Aside from providing good jobs for small communities, public liquor stores generated $232 million in net revenue for the people of Saskatchewan last year. Why does the government want to give that up? Help stop the closures. Write to your MLA and the Minister.
"Latest cuts, $130 million and the loss of 657 jobs, have ripped into the heart of our national broadcaster, so that it's no longer possible to provide Canadians with the quality service they expect and deserve." — Naomi Robinson, CMG President, CBC Toronto.
Shows strong correlation between unions and better wages, improved workplace safety, and greater equality.
“The NSGEU/NUPGE cannot let this type of bullying behaviour stand, so we will be fighting this. We will grieve each and every one of these suspensions.” — Joan Jessome, NSGEU President.

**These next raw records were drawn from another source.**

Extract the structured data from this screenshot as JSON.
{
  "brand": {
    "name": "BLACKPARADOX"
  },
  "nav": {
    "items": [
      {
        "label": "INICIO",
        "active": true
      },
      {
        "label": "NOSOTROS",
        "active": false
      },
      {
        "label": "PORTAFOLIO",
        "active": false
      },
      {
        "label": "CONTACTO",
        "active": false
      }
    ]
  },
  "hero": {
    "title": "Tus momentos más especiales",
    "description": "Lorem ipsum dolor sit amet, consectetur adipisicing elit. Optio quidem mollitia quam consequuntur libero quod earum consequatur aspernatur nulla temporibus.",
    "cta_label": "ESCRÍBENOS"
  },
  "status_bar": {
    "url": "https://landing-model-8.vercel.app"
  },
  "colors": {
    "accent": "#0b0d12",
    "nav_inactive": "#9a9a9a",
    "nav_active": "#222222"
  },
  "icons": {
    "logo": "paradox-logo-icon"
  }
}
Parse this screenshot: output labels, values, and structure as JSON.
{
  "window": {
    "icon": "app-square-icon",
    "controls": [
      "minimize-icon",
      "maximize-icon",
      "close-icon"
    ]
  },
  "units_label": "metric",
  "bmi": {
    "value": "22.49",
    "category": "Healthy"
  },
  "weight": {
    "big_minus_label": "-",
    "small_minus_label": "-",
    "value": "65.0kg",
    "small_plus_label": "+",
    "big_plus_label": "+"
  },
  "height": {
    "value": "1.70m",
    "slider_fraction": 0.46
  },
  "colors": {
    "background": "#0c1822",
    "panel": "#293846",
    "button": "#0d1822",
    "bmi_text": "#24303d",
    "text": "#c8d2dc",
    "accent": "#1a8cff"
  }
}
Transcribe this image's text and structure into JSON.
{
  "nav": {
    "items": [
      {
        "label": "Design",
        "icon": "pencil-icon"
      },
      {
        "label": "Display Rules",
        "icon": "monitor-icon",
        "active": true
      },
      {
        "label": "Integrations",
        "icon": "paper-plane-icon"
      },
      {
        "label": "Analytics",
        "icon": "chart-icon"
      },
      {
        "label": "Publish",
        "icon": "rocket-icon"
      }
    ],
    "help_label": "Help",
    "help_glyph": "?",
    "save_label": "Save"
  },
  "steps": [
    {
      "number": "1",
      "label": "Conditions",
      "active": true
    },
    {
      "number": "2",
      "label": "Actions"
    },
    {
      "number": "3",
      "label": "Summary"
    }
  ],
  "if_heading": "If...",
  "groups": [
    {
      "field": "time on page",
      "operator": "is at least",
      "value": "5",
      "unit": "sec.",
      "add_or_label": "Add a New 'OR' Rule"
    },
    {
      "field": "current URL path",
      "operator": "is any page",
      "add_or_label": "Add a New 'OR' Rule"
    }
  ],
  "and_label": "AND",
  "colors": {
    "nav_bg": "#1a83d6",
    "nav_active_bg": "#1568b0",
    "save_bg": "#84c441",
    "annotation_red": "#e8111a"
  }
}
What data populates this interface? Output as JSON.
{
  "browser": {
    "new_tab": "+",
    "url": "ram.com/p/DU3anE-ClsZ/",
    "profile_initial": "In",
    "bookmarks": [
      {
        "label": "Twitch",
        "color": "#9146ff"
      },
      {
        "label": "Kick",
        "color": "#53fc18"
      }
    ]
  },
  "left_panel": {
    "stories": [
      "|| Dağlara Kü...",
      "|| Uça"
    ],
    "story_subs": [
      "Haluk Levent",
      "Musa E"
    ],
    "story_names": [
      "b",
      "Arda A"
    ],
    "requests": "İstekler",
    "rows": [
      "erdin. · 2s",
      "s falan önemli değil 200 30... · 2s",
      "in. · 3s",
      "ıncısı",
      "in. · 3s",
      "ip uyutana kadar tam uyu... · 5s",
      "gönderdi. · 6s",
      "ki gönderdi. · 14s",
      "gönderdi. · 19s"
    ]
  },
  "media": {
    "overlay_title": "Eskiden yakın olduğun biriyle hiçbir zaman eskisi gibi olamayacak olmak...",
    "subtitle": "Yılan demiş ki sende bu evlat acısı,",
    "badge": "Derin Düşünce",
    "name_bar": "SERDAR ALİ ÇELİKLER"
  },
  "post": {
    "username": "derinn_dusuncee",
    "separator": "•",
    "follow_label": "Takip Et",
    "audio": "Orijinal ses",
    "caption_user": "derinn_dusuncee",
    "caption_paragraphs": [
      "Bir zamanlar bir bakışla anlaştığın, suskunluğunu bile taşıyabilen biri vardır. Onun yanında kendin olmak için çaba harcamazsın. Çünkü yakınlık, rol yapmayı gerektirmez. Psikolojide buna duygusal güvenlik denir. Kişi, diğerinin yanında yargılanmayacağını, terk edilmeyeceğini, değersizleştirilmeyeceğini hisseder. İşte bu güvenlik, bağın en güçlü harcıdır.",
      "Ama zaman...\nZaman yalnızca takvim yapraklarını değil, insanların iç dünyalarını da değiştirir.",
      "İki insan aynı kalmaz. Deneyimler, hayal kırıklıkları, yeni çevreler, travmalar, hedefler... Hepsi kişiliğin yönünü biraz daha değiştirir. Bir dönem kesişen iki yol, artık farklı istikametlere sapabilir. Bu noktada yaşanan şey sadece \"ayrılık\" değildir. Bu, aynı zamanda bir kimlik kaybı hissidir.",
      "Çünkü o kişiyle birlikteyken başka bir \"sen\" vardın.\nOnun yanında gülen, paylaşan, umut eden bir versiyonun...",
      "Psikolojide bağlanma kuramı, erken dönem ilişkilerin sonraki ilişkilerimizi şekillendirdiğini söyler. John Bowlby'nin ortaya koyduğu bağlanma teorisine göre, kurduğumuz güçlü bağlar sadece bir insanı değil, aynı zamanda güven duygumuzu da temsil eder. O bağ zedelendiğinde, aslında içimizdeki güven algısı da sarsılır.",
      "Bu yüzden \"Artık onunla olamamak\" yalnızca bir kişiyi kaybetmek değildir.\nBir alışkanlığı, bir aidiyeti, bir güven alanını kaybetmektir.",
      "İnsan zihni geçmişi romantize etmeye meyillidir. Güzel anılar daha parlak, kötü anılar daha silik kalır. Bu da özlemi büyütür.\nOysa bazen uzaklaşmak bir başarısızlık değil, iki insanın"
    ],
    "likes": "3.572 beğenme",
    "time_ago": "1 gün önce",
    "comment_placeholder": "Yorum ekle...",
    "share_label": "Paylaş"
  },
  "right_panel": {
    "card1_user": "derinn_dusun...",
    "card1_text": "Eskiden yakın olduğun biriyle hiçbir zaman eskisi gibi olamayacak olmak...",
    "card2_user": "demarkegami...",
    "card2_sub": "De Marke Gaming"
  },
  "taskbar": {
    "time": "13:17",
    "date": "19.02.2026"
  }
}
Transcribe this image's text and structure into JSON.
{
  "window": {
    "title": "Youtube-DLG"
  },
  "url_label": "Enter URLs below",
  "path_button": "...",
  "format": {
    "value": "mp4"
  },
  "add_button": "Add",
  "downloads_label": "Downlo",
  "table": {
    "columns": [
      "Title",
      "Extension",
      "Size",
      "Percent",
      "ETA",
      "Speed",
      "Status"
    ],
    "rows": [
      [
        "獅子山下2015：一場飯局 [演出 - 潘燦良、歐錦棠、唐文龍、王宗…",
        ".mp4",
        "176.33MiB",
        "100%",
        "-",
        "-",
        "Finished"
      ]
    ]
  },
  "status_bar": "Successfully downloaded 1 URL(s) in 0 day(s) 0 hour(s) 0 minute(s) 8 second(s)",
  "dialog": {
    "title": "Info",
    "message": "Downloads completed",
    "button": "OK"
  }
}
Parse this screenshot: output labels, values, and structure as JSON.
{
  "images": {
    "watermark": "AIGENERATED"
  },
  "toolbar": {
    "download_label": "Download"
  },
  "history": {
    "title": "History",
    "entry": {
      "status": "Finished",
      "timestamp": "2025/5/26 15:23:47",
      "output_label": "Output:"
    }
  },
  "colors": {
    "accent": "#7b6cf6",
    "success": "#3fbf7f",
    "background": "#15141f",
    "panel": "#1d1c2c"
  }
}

"Summer is around the corner and that means it’s construction season again. For many of our members, the roads are their workplaces, which is why the MGEU/NUPGE joined this campaign — to make their workplaces as safe as possible." — Wally Fletcher, MGEU 1st Vice-President.
The Ontario Auditor General has also found figures were manipulated to make P3s appear cheaper than traditional procurement. For the Union Station – Pearson rail link, the consulting firm that designed the matrix for evaluating whether a P3 would be cheaper profited from the decision to use a P3.
A 2009 Finance department chart estimates that if Ottawa spent $1 billion on support for unemployed and low-income individuals, it would generate 18,755 jobs. The same chart shows that if Ottawa gave up $1 billion in revenue in corporate income tax reductions, this would create only 3,310 jobs.
"Many Islanders want to support the public liquor stores not just because they are more convenient but because they are more socially responsible when it comes to selling alcohol than are gas stations and convenience stores." — Debbie Bovyer, PEIUPSE President.
“Bill 30 is a clear abuse of power by the McNeil government: the provisions of this legislation are very clearly designed to undermine our members’ right to strike and their right to full and free collective bargaining,” said NSGEU President Joan Jessome.
Five-year agreement provides for wage increases, employment security, protection from contracting out and improvements to benefits.
“Nicole was incredibly dedicated and the youths in her care absolutely loved her. She proved that to the end after it seems she returned into the building after helping her client get outside." — Jane Kaija, President of OPSEU Local 668.
NUPGE will appear as intevernor arguing that the right to strike as referred to in the Charter should be interpreted based on Canada's obligations under international labour law.
“When we met recently with Minister Cadieux, we discussed other uses for the centre. Closing it was never mentioned as an option. Closing it is bad for these young people, bad for our justice system, and bad for the people of B.C.” — Darryl Walker, BCGEU President.
“Taken together, these voices represent the democratic strength of inquiry, research, and discussion that animate so much of the labour movement and the social movements supported by unions.” — James Clancy, NUPGE National President.
The employees originally approached the BCGEU/NUPGE because they were concerned about unfair treatment and a lack of a voice in the workplace.